# Stopping a head from evaluating more than once

While attempting to answer my own question, Is there a way to "hold" prefix / infix / postfix notation?, I came across the need to evaluate a recursive function only one level deep.

For example, consider a factorial function:

factorial[n_Integer /; n >= 0] := If[n >= 2, n*factorial[n - 1], 1]


Normally, expressions using factorial would be fully evaluated:

2 + 3*(factorial[5] + factorial[7])
(* 15482 *)


However, is there a way to evaluate factorial just once, and prevent evaluating any further occurrences? That is, a function, EvaluateHeadOnce:

EvaluateHeadOnce[factorial, 2 + 3*(factorial[5] + factorial[7])]
(* 2 + 3 (5 factorial[4] + factorial[7]) *)


I found a method (self-answered below) but it felt rather... inelegant. I'm curious to see how others would implement such a method, as well as hear criticisms / flaws in my approach.

• This might be what you're looking for: How do I evaluate only one step of an expression? – rm -rf Mar 1 '14 at 15:03
• Apologies for failing to give due credit—@Mr.Wizard's answer in that thread is where I got the TraceScan idea. However, unless I'm mistaken, a "step" in the context of that question is different from that of mine. In mine, I'm looking to evaluate as many steps as needed, until the second instance of a specified head is encountered. – Andrew Cheong Mar 1 '14 at 15:06

If I understood your requirements correctly, what you need is Defer, which is in the same class of functions as Hold and Unevaluated, but will evaluate if explicitly evaluated. Then, using Trott–Strzebonski:

Clear@factorial
factorial[n_Integer /; n >= 0] := With[{m = n - 1}, If[n >= 2, n*Defer@factorial[m], 1]]
factorial[0] = 0;


(In the lines after In[4], the previous output was explicitly evaluated using Shift+Enter)

• Brilliant! I can't believe I didn't come across Defer while doing my research (sigh). To be pedantic, I was looking for a function EvaluateHeadOnce that could be applied to any existing function f, the way Mr. Wizard's step can be applied to any expression, but that's only a matter of reorganizing your code to an appropriate form, so no need to update it. Thank you very much. – Andrew Cheong Mar 1 '14 at 15:17
• Version 10 will have a new evaluation control called Inactive (and a corresponding Activate). With that, you can easily wrap a desired head in the recursive expression with Inactivate and every successive Activate will effectively evaluate one step. That might provide slightly better control than Defer, which requires an explicit evaluation. You can also mimic the functionality of Inactive and Activate in v9 with custom functions and appropriate attributes. – rm -rf Mar 1 '14 at 15:23

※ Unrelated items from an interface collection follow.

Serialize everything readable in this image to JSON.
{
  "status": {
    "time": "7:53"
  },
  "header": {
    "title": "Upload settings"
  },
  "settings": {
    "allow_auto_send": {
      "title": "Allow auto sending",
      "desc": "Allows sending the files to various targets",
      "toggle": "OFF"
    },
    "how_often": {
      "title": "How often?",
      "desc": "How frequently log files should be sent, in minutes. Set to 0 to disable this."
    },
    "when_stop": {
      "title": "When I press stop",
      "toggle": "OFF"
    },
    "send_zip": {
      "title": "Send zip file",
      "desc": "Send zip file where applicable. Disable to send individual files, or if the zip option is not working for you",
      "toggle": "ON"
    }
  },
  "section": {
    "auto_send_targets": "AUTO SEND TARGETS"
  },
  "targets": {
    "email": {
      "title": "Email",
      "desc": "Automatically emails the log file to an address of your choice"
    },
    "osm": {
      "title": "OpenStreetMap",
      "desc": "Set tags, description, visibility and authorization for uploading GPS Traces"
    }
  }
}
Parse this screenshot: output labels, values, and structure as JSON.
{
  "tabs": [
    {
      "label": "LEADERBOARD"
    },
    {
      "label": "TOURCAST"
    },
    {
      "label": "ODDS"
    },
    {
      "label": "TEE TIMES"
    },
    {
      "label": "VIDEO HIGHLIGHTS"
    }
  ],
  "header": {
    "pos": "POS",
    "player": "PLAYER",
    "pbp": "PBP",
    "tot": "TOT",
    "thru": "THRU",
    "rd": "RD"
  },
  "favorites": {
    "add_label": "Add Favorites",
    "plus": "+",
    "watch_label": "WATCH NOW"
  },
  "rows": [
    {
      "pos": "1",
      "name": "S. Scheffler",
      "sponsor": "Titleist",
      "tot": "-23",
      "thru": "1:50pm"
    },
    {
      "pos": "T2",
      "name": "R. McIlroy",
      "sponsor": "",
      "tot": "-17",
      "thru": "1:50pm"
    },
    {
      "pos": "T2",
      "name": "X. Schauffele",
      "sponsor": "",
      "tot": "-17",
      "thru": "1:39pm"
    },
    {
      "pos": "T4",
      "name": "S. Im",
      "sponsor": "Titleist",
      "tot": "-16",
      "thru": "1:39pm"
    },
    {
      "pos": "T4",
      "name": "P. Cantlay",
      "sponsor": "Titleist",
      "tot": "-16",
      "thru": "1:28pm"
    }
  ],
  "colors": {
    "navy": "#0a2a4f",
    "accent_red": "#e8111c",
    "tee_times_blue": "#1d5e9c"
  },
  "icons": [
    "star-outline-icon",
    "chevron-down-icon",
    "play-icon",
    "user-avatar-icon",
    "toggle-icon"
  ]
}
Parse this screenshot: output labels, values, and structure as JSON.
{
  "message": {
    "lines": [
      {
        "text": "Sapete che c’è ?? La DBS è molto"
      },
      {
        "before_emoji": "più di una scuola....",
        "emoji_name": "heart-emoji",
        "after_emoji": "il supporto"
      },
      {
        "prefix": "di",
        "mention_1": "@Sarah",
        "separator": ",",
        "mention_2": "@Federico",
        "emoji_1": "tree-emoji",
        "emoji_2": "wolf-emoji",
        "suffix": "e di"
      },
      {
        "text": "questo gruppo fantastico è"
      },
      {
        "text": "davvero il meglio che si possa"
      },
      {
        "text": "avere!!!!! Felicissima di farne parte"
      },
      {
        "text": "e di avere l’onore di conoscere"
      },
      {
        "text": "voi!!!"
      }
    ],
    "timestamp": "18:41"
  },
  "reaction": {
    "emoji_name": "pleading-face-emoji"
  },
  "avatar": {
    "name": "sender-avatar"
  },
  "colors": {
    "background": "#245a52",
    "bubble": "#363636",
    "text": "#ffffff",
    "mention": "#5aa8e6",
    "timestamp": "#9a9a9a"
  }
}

The only solution I could come up with was to use TraceScan to detect the first evaluation of the symbol, at which point I'd copy the symbol (including all its UpValues, DownValues, etc.) to a temporary place, unset the symbol to prevent further evaluation, and set [$Pre](https://reference.wolfram.com/mathematica/ref/$Pre.html) to restore the symbol immediately prior to evaluating the next input (as well as unsetting $Pre itself). MoveSymbol[old_, new_] := ( LanguageExtendedFullDefinition[new] = LanguageExtendedFullDefinition[old] /. HoldPattern[old] :> new; ClearAll[old]; ); SetAttributes[EvaluateHeadOnce, HoldAll]; EvaluateHeadOnce[head_Symbol, expr_] := Module[{headsFound = 0, copy, resetter}, TraceScan[ If[ headsFound++ == 1, MoveSymbol[head, copy]; SetAttributes[resetter, HoldAll]; resetter[input_] := (MoveSymbol[copy, head];$Pre =.; input);
$Pre = resetter; Return[ReleaseHold@#] ] &, expr, head[___] ] ]  This output is, as desired, EvaluateHeadOnce[factorial, 2 + 3*(factorial[5] + factorial[7])] (* 2 + 3 (5 factorial[4] + factorial[7]) *)  and of course, may continue, EvaluateHeadOnce[factorial, %] (* 2 + 3 (20 factorial[3] + factorial[7]) *)  But, might there be a more elegant method? I was going to extend the above to take a list of symbols rather than a specific one, but I've decided to wait in case one of the$Mathematica\$ veterans show up and put my answer to shame.